**Your instructions**
Every record must be copied exactly. Leave nothing out.

**Data extract**
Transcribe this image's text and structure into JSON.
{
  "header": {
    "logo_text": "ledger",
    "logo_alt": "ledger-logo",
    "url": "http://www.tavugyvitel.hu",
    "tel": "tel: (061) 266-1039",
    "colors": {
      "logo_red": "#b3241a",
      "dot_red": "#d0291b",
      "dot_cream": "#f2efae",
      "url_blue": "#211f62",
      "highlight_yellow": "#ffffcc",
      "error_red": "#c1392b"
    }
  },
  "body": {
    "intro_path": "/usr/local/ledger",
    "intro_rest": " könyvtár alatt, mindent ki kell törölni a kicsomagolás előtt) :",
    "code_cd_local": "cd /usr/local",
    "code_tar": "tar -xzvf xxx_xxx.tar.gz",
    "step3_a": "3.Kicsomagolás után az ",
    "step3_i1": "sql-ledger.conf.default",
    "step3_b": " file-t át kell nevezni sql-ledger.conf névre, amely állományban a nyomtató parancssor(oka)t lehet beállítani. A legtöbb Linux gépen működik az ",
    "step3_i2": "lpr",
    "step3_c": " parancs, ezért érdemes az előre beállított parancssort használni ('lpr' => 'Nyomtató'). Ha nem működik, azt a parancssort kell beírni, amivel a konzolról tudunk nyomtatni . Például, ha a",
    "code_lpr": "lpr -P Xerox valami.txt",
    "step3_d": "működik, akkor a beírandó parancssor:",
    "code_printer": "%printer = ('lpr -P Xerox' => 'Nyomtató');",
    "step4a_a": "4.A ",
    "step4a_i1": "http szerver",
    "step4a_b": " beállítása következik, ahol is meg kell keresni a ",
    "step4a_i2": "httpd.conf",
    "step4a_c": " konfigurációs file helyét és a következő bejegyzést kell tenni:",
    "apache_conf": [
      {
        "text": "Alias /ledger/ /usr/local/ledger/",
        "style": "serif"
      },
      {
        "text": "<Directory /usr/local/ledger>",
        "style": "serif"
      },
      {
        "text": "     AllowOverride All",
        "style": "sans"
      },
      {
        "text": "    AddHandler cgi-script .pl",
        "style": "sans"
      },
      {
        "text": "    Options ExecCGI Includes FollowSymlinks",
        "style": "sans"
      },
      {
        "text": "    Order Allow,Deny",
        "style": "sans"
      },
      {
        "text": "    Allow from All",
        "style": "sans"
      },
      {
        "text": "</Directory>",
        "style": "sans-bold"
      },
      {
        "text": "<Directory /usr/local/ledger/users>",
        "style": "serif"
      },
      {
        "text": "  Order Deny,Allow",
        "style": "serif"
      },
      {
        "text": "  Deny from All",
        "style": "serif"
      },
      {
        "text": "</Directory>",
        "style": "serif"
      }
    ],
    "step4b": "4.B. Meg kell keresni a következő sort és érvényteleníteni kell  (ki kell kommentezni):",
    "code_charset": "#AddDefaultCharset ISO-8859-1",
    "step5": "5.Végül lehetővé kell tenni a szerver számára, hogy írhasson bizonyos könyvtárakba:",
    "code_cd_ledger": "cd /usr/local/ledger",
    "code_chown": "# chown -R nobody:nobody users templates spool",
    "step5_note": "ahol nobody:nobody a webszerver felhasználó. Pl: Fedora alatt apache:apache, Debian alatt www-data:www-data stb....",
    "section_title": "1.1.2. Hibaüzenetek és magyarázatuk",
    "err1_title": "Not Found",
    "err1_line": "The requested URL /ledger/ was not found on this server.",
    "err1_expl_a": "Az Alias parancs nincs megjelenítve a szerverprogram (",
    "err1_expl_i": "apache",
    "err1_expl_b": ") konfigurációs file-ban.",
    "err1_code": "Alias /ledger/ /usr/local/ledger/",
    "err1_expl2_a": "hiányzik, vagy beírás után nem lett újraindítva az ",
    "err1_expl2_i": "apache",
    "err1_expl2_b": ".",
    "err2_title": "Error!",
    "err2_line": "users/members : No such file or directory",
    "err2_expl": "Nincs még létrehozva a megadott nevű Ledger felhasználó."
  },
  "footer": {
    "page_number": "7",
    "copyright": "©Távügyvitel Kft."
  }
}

**Solution for this problem**
Transcribe this image's text and structure into JSON.
{
  "header": {
    "logo_text": "ledger",
    "logo_alt": "ledger-logo",
    "url": "http://www.tavugyvitel.hu",
    "tel": "tel: (061) 266-1039",
    "colors": {
      "logo_red": "#b3241a",
      "dot_red": "#d0291b",
      "dot_cream": "#f2efae",
      "url_blue": "#211f62",
      "highlight_yellow": "#ffffcc",
      "error_red": "#c1392b"
    }
  },
  "body": {
    "intro_path": "/usr/local/ledger",
    "intro_rest": " könyvtár alatt, mindent ki kell törölni a kicsomagolás előtt) :",
    "code_cd_local": "cd /usr/local",
    "code_tar": "tar -xzvf xxx_xxx.tar.gz",
    "step3_a": "3.Kicsomagolás után az ",
    "step3_i1": "sql-ledger.conf.default",
    "step3_b": " file-t át kell nevezni sql-ledger.conf névre, amely állományban a nyomtató parancssor(oka)t lehet beállítani. A legtöbb Linux gépen működik az ",
    "step3_i2": "lpr",
    "step3_c": " parancs, ezért érdemes az előre beállított parancssort használni ('lpr' => 'Nyomtató'). Ha nem működik, azt a parancssort kell beírni, amivel a konzolról tudunk nyomtatni . Például, ha a",
    "code_lpr": "lpr -P Xerox valami.txt",
    "step3_d": "működik, akkor a beírandó parancssor:",
    "code_printer": "%printer = ('lpr -P Xerox' => 'Nyomtató');",
    "step4a_a": "4.A ",
    "step4a_i1": "http szerver",
    "step4a_b": " beállítása következik, ahol is meg kell keresni a ",
    "step4a_i2": "httpd.conf",
    "step4a_c": " konfigurációs file helyét és a következő bejegyzést kell tenni:",
    "apache_conf": [
      {
        "text": "Alias /ledger/ /usr/local/ledger/",
        "style": "serif"
      },
      {
        "text": "<Directory /usr/local/ledger>",
        "style": "serif"
      },
      {
        "text": "     AllowOverride All",
        "style": "sans"
      },
      {
        "text": "    AddHandler cgi-script .pl",
        "style": "sans"
      },
      {
        "text": "    Options ExecCGI Includes FollowSymlinks",
        "style": "sans"
      },
      {
        "text": "    Order Allow,Deny",
        "style": "sans"
      },
      {
        "text": "    Allow from All",
        "style": "sans"
      },
      {
        "text": "</Directory>",
        "style": "sans-bold"
      },
      {
        "text": "<Directory /usr/local/ledger/users>",
        "style": "serif"
      },
      {
        "text": "  Order Deny,Allow",
        "style": "serif"
      },
      {
        "text": "  Deny from All",
        "style": "serif"
      },
      {
        "text": "</Directory>",
        "style": "serif"
      }
    ],
    "step4b": "4.B. Meg kell keresni a következő sort és érvényteleníteni kell  (ki kell kommentezni):",
    "code_charset": "#AddDefaultCharset ISO-8859-1",
    "step5": "5.Végül lehetővé kell tenni a szerver számára, hogy írhasson bizonyos könyvtárakba:",
    "code_cd_ledger": "cd /usr/local/ledger",
    "code_chown": "# chown -R nobody:nobody users templates spool",
    "step5_note": "ahol nobody:nobody a webszerver felhasználó. Pl: Fedora alatt apache:apache, Debian alatt www-data:www-data stb....",
    "section_title": "1.1.2. Hibaüzenetek és magyarázatuk",
    "err1_title": "Not Found",
    "err1_line": "The requested URL /ledger/ was not found on this server.",
    "err1_expl_a": "Az Alias parancs nincs megjelenítve a szerverprogram (",
    "err1_expl_i": "apache",
    "err1_expl_b": ") konfigurációs file-ban.",
    "err1_code": "Alias /ledger/ /usr/local/ledger/",
    "err1_expl2_a": "hiányzik, vagy beírás után nem lett újraindítva az ",
    "err1_expl2_i": "apache",
    "err1_expl2_b": ".",
    "err2_title": "Error!",
    "err2_line": "users/members : No such file or directory",
    "err2_expl": "Nincs még létrehozva a megadott nevű Ledger felhasználó."
  },
  "footer": {
    "page_number": "7",
    "copyright": "©Távügyvitel Kft."
  }
}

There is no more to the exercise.